■ **Task item**:
Could you retype all of the entries exactly, without their pictures?
Record set section start
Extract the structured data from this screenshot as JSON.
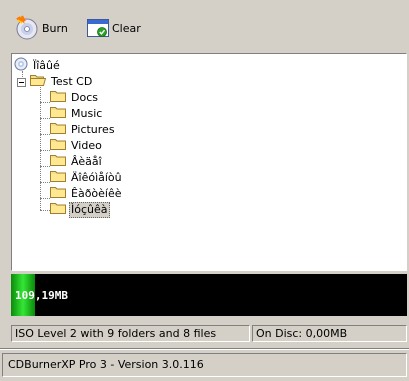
{
  "toolbar": {
    "burn_label": "Burn",
    "clear_label": "Clear"
  },
  "tree": {
    "root": {
      "label": "Ïîâûé",
      "icon": "cd-disc-icon"
    },
    "project": {
      "label": "Test CD",
      "icon": "folder-icon",
      "expanded": true
    },
    "folders": [
      {
        "label": "Docs"
      },
      {
        "label": "Music"
      },
      {
        "label": "Pictures"
      },
      {
        "label": "Video"
      },
      {
        "label": "Âèäåî"
      },
      {
        "label": "Äîêóìåíòû"
      },
      {
        "label": "Êàðòèíêè"
      },
      {
        "label": "Ìóçûêà",
        "selected": true
      }
    ]
  },
  "capacity": {
    "used_text": "109,19MB",
    "fill_fraction": 0.06,
    "colors": {
      "fill": "#35e635",
      "background": "#000000"
    }
  },
  "status": {
    "summary": "ISO Level 2 with 9 folders and 8 files",
    "on_disc": "On Disc: 0,00MB"
  },
  "footer": {
    "version": "CDBurnerXP Pro 3 - Version 3.0.116"
  }
}
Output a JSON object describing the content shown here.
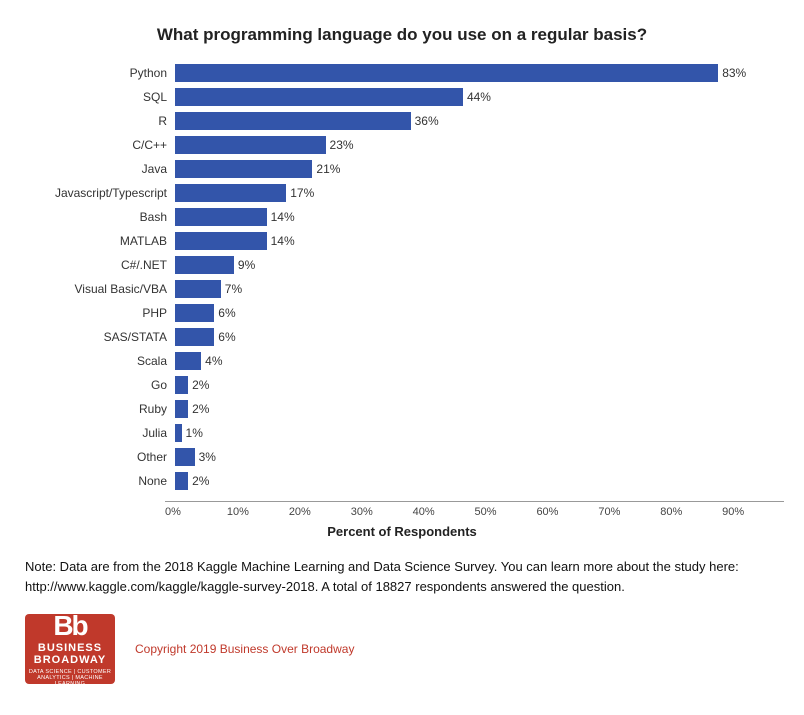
{
  "title": "What programming language do you use on a regular basis?",
  "bars": [
    {
      "label": "Python",
      "value": 83,
      "display": "83%"
    },
    {
      "label": "SQL",
      "value": 44,
      "display": "44%"
    },
    {
      "label": "R",
      "value": 36,
      "display": "36%"
    },
    {
      "label": "C/C++",
      "value": 23,
      "display": "23%"
    },
    {
      "label": "Java",
      "value": 21,
      "display": "21%"
    },
    {
      "label": "Javascript/Typescript",
      "value": 17,
      "display": "17%"
    },
    {
      "label": "Bash",
      "value": 14,
      "display": "14%"
    },
    {
      "label": "MATLAB",
      "value": 14,
      "display": "14%"
    },
    {
      "label": "C#/.NET",
      "value": 9,
      "display": "9%"
    },
    {
      "label": "Visual Basic/VBA",
      "value": 7,
      "display": "7%"
    },
    {
      "label": "PHP",
      "value": 6,
      "display": "6%"
    },
    {
      "label": "SAS/STATA",
      "value": 6,
      "display": "6%"
    },
    {
      "label": "Scala",
      "value": 4,
      "display": "4%"
    },
    {
      "label": "Go",
      "value": 2,
      "display": "2%"
    },
    {
      "label": "Ruby",
      "value": 2,
      "display": "2%"
    },
    {
      "label": "Julia",
      "value": 1,
      "display": "1%"
    },
    {
      "label": "Other",
      "value": 3,
      "display": "3%"
    },
    {
      "label": "None",
      "value": 2,
      "display": "2%"
    }
  ],
  "x_ticks": [
    "0%",
    "10%",
    "20%",
    "30%",
    "40%",
    "50%",
    "60%",
    "70%",
    "80%",
    "90%"
  ],
  "max_value": 90,
  "x_axis_label": "Percent of Respondents",
  "note": "Note: Data are from the 2018 Kaggle Machine Learning and Data Science Survey. You can learn more about the study here: http://www.kaggle.com/kaggle/kaggle-survey-2018.  A total of 18827 respondents answered the question.",
  "logo": {
    "initials": "Bb",
    "line1": "BUSINESS",
    "line2": "BROADWAY",
    "tagline": "DATA SCIENCE | CUSTOMER ANALYTICS | MACHINE LEARNING"
  },
  "copyright": "Copyright 2019 Business Over Broadway"
}
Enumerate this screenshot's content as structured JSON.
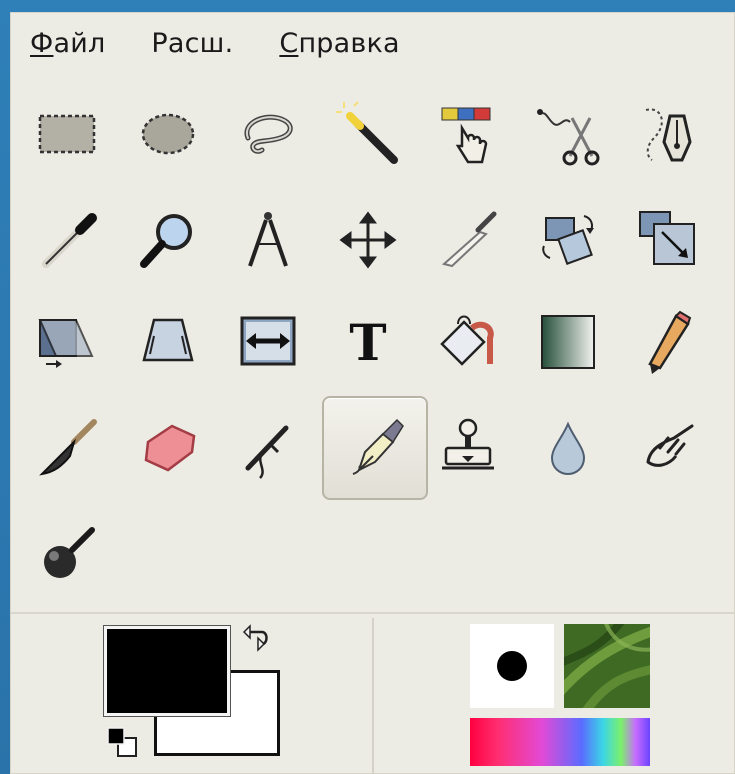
{
  "menu": {
    "items": [
      {
        "label": "Файл",
        "mnemonic": "Ф",
        "rest": "айл"
      },
      {
        "label": "Расш.",
        "mnemonic": "",
        "rest": "Расш."
      },
      {
        "label": "Справка",
        "mnemonic": "С",
        "rest": "правка"
      }
    ]
  },
  "toolbox": {
    "tools": [
      {
        "icon": "rect-select-icon"
      },
      {
        "icon": "ellipse-select-icon"
      },
      {
        "icon": "free-select-icon"
      },
      {
        "icon": "fuzzy-select-icon"
      },
      {
        "icon": "select-by-color-icon"
      },
      {
        "icon": "scissors-select-icon"
      },
      {
        "icon": "foreground-select-icon"
      },
      {
        "icon": "color-picker-icon"
      },
      {
        "icon": "magnify-icon"
      },
      {
        "icon": "measure-icon"
      },
      {
        "icon": "move-icon"
      },
      {
        "icon": "crop-icon"
      },
      {
        "icon": "rotate-icon"
      },
      {
        "icon": "scale-icon"
      },
      {
        "icon": "shear-icon"
      },
      {
        "icon": "perspective-icon"
      },
      {
        "icon": "flip-icon"
      },
      {
        "icon": "text-icon",
        "glyph": "T"
      },
      {
        "icon": "bucket-fill-icon"
      },
      {
        "icon": "blend-icon"
      },
      {
        "icon": "pencil-icon"
      },
      {
        "icon": "paintbrush-icon"
      },
      {
        "icon": "eraser-icon"
      },
      {
        "icon": "airbrush-icon"
      },
      {
        "icon": "ink-icon",
        "active": true
      },
      {
        "icon": "clone-icon"
      },
      {
        "icon": "blur-icon"
      },
      {
        "icon": "smudge-icon"
      },
      {
        "icon": "dodge-burn-icon"
      }
    ],
    "active_index": 24
  },
  "colors": {
    "foreground": "#000000",
    "background": "#ffffff",
    "accent_panel": "#ecebe4",
    "desktop": "#2f7fb8"
  }
}
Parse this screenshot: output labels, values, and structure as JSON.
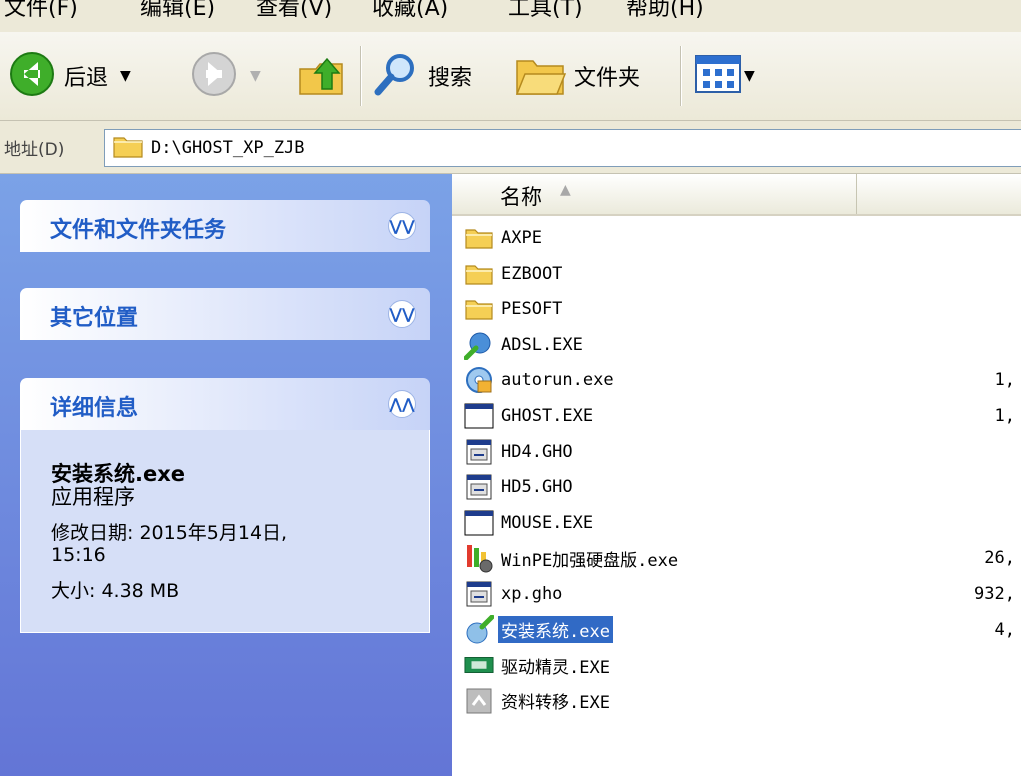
{
  "menu": [
    "文件(F)",
    "编辑(E)",
    "查看(V)",
    "收藏(A)",
    "工具(T)",
    "帮助(H)"
  ],
  "toolbar": {
    "back_label": "后退",
    "search_label": "搜索",
    "folders_label": "文件夹"
  },
  "address": {
    "label": "地址(D)",
    "path": "D:\\GHOST_XP_ZJB"
  },
  "taskpane": {
    "tasks_title": "文件和文件夹任务",
    "other_title": "其它位置",
    "details_title": "详细信息",
    "details": {
      "name": "安装系统.exe",
      "type": "应用程序",
      "modified": "修改日期: 2015年5月14日,",
      "modified_time": "15:16",
      "size": "大小: 4.38 MB"
    }
  },
  "filelist": {
    "col_name": "名称",
    "files": [
      {
        "name": "AXPE",
        "icon": "folder",
        "size": ""
      },
      {
        "name": "EZBOOT",
        "icon": "folder",
        "size": ""
      },
      {
        "name": "PESOFT",
        "icon": "folder",
        "size": ""
      },
      {
        "name": "ADSL.EXE",
        "icon": "network-app",
        "size": ""
      },
      {
        "name": "autorun.exe",
        "icon": "autorun-app",
        "size": "1,"
      },
      {
        "name": "GHOST.EXE",
        "icon": "dos-window",
        "size": "1,"
      },
      {
        "name": "HD4.GHO",
        "icon": "gho-file",
        "size": ""
      },
      {
        "name": "HD5.GHO",
        "icon": "gho-file",
        "size": ""
      },
      {
        "name": "MOUSE.EXE",
        "icon": "dos-window",
        "size": ""
      },
      {
        "name": "WinPE加强硬盘版.exe",
        "icon": "installer",
        "size": "26,"
      },
      {
        "name": "xp.gho",
        "icon": "gho-file",
        "size": "932,"
      },
      {
        "name": "安装系统.exe",
        "icon": "setup-app",
        "size": "4,",
        "selected": true
      },
      {
        "name": "驱动精灵.EXE",
        "icon": "driver-app",
        "size": ""
      },
      {
        "name": "资料转移.EXE",
        "icon": "transfer-app",
        "size": ""
      }
    ]
  },
  "colors": {
    "selection": "#316ac5",
    "pane_top": "#7ba2e7",
    "pane_bottom": "#6375d6",
    "panel_title": "#215dc6"
  }
}
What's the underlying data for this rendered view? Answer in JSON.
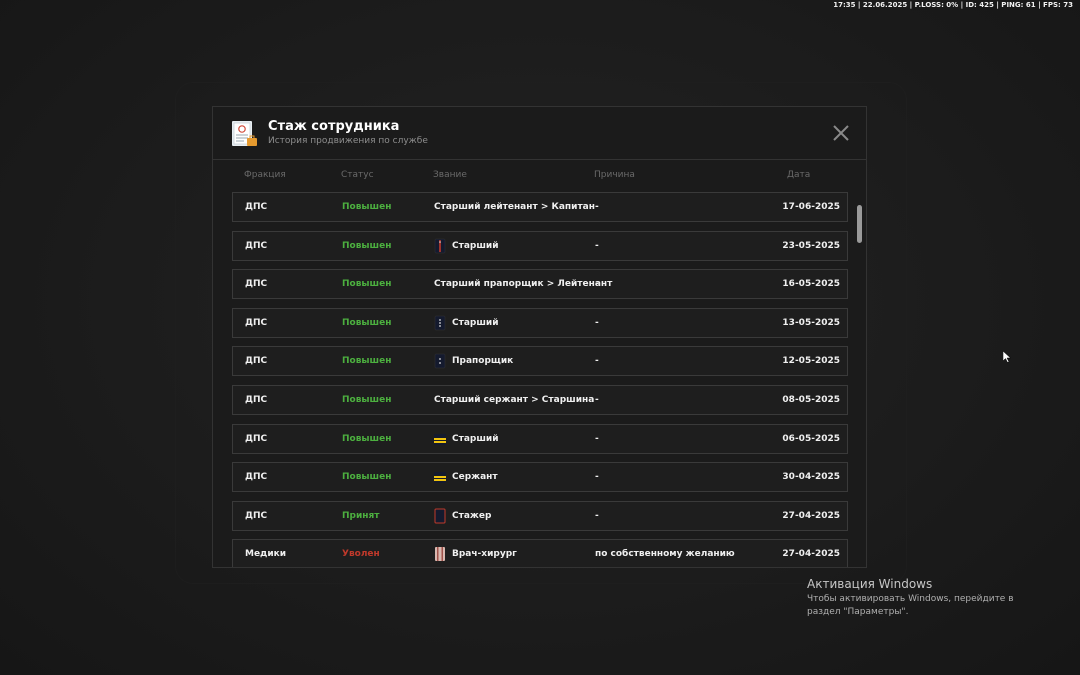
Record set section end
■ **Expected output**:
Extract the structured data from this screenshot as JSON.
{
  "toolbar": {
    "burn_label": "Burn",
    "clear_label": "Clear"
  },
  "tree": {
    "root": {
      "label": "Ïîâûé",
      "icon": "cd-disc-icon"
    },
    "project": {
      "label": "Test CD",
      "icon": "folder-icon",
      "expanded": true
    },
    "folders": [
      {
        "label": "Docs"
      },
      {
        "label": "Music"
      },
      {
        "label": "Pictures"
      },
      {
        "label": "Video"
      },
      {
        "label": "Âèäåî"
      },
      {
        "label": "Äîêóìåíòû"
      },
      {
        "label": "Êàðòèíêè"
      },
      {
        "label": "Ìóçûêà",
        "selected": true
      }
    ]
  },
  "capacity": {
    "used_text": "109,19MB",
    "fill_fraction": 0.06,
    "colors": {
      "fill": "#35e635",
      "background": "#000000"
    }
  },
  "status": {
    "summary": "ISO Level 2 with 9 folders and 8 files",
    "on_disc": "On Disc: 0,00MB"
  },
  "footer": {
    "version": "CDBurnerXP Pro 3 - Version 3.0.116"
  }
}
Output a JSON object describing the content shown here.
{
  "title": "What programming language do you use on a regular basis?",
  "bars": [
    {
      "label": "Python",
      "value": 83,
      "display": "83%"
    },
    {
      "label": "SQL",
      "value": 44,
      "display": "44%"
    },
    {
      "label": "R",
      "value": 36,
      "display": "36%"
    },
    {
      "label": "C/C++",
      "value": 23,
      "display": "23%"
    },
    {
      "label": "Java",
      "value": 21,
      "display": "21%"
    },
    {
      "label": "Javascript/Typescript",
      "value": 17,
      "display": "17%"
    },
    {
      "label": "Bash",
      "value": 14,
      "display": "14%"
    },
    {
      "label": "MATLAB",
      "value": 14,
      "display": "14%"
    },
    {
      "label": "C#/.NET",
      "value": 9,
      "display": "9%"
    },
    {
      "label": "Visual Basic/VBA",
      "value": 7,
      "display": "7%"
    },
    {
      "label": "PHP",
      "value": 6,
      "display": "6%"
    },
    {
      "label": "SAS/STATA",
      "value": 6,
      "display": "6%"
    },
    {
      "label": "Scala",
      "value": 4,
      "display": "4%"
    },
    {
      "label": "Go",
      "value": 2,
      "display": "2%"
    },
    {
      "label": "Ruby",
      "value": 2,
      "display": "2%"
    },
    {
      "label": "Julia",
      "value": 1,
      "display": "1%"
    },
    {
      "label": "Other",
      "value": 3,
      "display": "3%"
    },
    {
      "label": "None",
      "value": 2,
      "display": "2%"
    }
  ],
  "x_ticks": [
    "0%",
    "10%",
    "20%",
    "30%",
    "40%",
    "50%",
    "60%",
    "70%",
    "80%",
    "90%"
  ],
  "max_value": 90,
  "x_axis_label": "Percent of Respondents",
  "note": "Note: Data are from the 2018 Kaggle Machine Learning and Data Science Survey. You can learn more about the study here: http://www.kaggle.com/kaggle/kaggle-survey-2018.  A total of 18827 respondents answered the question.",
  "logo": {
    "initials": "Bb",
    "line1": "BUSINESS",
    "line2": "BROADWAY",
    "tagline": "DATA SCIENCE | CUSTOMER ANALYTICS | MACHINE LEARNING"
  },
  "copyright": "Copyright 2019 Business Over Broadway"
}
Enumerate this screenshot's content as structured JSON.
{
  "menu": {
    "items": [
      {
        "label": "Файл",
        "mnemonic": "Ф",
        "rest": "айл"
      },
      {
        "label": "Расш.",
        "mnemonic": "",
        "rest": "Расш."
      },
      {
        "label": "Справка",
        "mnemonic": "С",
        "rest": "правка"
      }
    ]
  },
  "toolbox": {
    "tools": [
      {
        "icon": "rect-select-icon"
      },
      {
        "icon": "ellipse-select-icon"
      },
      {
        "icon": "free-select-icon"
      },
      {
        "icon": "fuzzy-select-icon"
      },
      {
        "icon": "select-by-color-icon"
      },
      {
        "icon": "scissors-select-icon"
      },
      {
        "icon": "foreground-select-icon"
      },
      {
        "icon": "color-picker-icon"
      },
      {
        "icon": "magnify-icon"
      },
      {
        "icon": "measure-icon"
      },
      {
        "icon": "move-icon"
      },
      {
        "icon": "crop-icon"
      },
      {
        "icon": "rotate-icon"
      },
      {
        "icon": "scale-icon"
      },
      {
        "icon": "shear-icon"
      },
      {
        "icon": "perspective-icon"
      },
      {
        "icon": "flip-icon"
      },
      {
        "icon": "text-icon",
        "glyph": "T"
      },
      {
        "icon": "bucket-fill-icon"
      },
      {
        "icon": "blend-icon"
      },
      {
        "icon": "pencil-icon"
      },
      {
        "icon": "paintbrush-icon"
      },
      {
        "icon": "eraser-icon"
      },
      {
        "icon": "airbrush-icon"
      },
      {
        "icon": "ink-icon",
        "active": true
      },
      {
        "icon": "clone-icon"
      },
      {
        "icon": "blur-icon"
      },
      {
        "icon": "smudge-icon"
      },
      {
        "icon": "dodge-burn-icon"
      }
    ],
    "active_index": 24
  },
  "colors": {
    "foreground": "#000000",
    "background": "#ffffff",
    "accent_panel": "#ecebe4",
    "desktop": "#2f7fb8"
  }
}
Parse this screenshot: output labels, values, and structure as JSON.
{
  "menu": [
    "文件(F)",
    "编辑(E)",
    "查看(V)",
    "收藏(A)",
    "工具(T)",
    "帮助(H)"
  ],
  "toolbar": {
    "back_label": "后退",
    "search_label": "搜索",
    "folders_label": "文件夹"
  },
  "address": {
    "label": "地址(D)",
    "path": "D:\\GHOST_XP_ZJB"
  },
  "taskpane": {
    "tasks_title": "文件和文件夹任务",
    "other_title": "其它位置",
    "details_title": "详细信息",
    "details": {
      "name": "安装系统.exe",
      "type": "应用程序",
      "modified": "修改日期: 2015年5月14日,",
      "modified_time": "15:16",
      "size": "大小: 4.38 MB"
    }
  },
  "filelist": {
    "col_name": "名称",
    "files": [
      {
        "name": "AXPE",
        "icon": "folder",
        "size": ""
      },
      {
        "name": "EZBOOT",
        "icon": "folder",
        "size": ""
      },
      {
        "name": "PESOFT",
        "icon": "folder",
        "size": ""
      },
      {
        "name": "ADSL.EXE",
        "icon": "network-app",
        "size": ""
      },
      {
        "name": "autorun.exe",
        "icon": "autorun-app",
        "size": "1,"
      },
      {
        "name": "GHOST.EXE",
        "icon": "dos-window",
        "size": "1,"
      },
      {
        "name": "HD4.GHO",
        "icon": "gho-file",
        "size": ""
      },
      {
        "name": "HD5.GHO",
        "icon": "gho-file",
        "size": ""
      },
      {
        "name": "MOUSE.EXE",
        "icon": "dos-window",
        "size": ""
      },
      {
        "name": "WinPE加强硬盘版.exe",
        "icon": "installer",
        "size": "26,"
      },
      {
        "name": "xp.gho",
        "icon": "gho-file",
        "size": "932,"
      },
      {
        "name": "安装系统.exe",
        "icon": "setup-app",
        "size": "4,",
        "selected": true
      },
      {
        "name": "驱动精灵.EXE",
        "icon": "driver-app",
        "size": ""
      },
      {
        "name": "资料转移.EXE",
        "icon": "transfer-app",
        "size": ""
      }
    ]
  },
  "colors": {
    "selection": "#316ac5",
    "pane_top": "#7ba2e7",
    "pane_bottom": "#6375d6",
    "panel_title": "#215dc6"
  }
}
What's the underlying data for this rendered view? Answer in JSON.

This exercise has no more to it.